--- Record extracts Enclosed Below ---
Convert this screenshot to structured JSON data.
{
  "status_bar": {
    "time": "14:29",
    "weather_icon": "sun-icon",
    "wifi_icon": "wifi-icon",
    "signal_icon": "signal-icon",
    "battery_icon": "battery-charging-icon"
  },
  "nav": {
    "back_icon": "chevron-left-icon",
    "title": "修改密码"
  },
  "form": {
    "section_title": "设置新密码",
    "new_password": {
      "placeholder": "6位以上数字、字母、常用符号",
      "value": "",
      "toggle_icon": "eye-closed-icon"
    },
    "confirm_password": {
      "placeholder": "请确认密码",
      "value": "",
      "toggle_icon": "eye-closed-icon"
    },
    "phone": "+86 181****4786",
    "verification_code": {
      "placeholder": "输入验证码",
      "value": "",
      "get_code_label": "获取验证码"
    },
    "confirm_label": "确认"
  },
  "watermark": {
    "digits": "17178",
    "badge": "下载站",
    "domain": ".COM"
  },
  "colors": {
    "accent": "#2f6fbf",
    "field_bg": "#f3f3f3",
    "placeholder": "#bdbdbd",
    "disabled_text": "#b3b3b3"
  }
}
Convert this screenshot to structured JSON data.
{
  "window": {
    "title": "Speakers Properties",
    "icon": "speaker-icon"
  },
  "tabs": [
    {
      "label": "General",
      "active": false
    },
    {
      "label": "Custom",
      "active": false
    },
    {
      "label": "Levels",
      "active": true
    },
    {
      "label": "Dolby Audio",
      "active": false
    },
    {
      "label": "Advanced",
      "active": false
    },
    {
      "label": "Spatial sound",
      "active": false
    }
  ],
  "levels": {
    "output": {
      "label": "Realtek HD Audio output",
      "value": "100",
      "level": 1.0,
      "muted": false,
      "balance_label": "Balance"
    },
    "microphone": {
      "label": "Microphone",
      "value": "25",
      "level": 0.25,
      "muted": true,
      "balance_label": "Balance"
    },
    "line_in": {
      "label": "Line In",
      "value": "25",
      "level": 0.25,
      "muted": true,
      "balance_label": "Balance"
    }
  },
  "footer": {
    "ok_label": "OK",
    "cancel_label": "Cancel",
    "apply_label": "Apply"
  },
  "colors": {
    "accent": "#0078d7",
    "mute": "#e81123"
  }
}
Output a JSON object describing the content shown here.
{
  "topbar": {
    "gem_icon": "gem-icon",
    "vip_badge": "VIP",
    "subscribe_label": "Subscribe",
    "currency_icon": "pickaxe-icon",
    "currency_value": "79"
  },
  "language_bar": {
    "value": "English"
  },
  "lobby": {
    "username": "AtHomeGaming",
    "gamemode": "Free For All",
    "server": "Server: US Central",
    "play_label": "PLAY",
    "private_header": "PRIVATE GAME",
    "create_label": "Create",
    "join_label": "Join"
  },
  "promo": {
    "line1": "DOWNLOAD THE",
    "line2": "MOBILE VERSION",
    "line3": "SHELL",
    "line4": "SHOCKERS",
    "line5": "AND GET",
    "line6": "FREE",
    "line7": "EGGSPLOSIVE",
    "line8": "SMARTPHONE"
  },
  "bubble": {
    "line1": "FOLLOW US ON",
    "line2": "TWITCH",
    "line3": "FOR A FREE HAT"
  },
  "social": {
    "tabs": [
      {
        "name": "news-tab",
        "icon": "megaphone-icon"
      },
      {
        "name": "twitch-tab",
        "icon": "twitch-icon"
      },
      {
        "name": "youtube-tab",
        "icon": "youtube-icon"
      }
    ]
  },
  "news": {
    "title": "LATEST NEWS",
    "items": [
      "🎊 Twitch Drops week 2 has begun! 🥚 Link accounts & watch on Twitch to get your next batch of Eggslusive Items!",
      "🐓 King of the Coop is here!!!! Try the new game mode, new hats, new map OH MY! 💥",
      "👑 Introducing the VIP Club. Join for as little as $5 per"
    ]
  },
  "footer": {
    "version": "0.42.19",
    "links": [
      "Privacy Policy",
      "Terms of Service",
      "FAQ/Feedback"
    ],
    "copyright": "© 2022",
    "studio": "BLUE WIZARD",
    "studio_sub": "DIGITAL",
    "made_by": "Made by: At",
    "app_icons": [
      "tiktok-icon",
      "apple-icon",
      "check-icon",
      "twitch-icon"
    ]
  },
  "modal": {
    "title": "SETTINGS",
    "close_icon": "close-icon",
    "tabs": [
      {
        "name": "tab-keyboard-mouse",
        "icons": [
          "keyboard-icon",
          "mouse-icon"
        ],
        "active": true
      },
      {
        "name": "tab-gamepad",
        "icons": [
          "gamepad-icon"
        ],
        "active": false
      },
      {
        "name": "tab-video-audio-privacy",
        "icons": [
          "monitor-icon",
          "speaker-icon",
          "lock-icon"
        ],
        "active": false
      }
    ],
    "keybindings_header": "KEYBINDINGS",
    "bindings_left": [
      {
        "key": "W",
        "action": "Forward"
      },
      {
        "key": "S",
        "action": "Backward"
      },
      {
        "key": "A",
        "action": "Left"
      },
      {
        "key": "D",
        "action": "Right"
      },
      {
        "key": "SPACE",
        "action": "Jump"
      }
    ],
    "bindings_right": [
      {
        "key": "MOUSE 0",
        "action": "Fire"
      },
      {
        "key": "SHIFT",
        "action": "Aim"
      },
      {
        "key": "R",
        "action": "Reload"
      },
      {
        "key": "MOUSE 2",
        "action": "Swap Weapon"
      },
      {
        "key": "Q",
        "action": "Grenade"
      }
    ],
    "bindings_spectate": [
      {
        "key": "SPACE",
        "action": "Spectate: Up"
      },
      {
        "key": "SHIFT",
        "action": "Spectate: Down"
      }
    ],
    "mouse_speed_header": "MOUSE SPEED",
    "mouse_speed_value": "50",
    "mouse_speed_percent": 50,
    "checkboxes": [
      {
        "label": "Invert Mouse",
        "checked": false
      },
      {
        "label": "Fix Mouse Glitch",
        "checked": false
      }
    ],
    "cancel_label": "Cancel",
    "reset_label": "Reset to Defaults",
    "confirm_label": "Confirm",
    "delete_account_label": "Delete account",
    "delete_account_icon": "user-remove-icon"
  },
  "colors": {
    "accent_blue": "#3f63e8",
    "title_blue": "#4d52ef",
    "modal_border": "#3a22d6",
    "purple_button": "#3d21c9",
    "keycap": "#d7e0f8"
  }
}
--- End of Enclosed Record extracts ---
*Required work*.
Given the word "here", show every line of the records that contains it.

*Problem solution*.
Output a JSON object describing the content shown here.
      "🐓 King of the Coop is here!!!! Try the new game mode, new hats, new map OH MY! 💥",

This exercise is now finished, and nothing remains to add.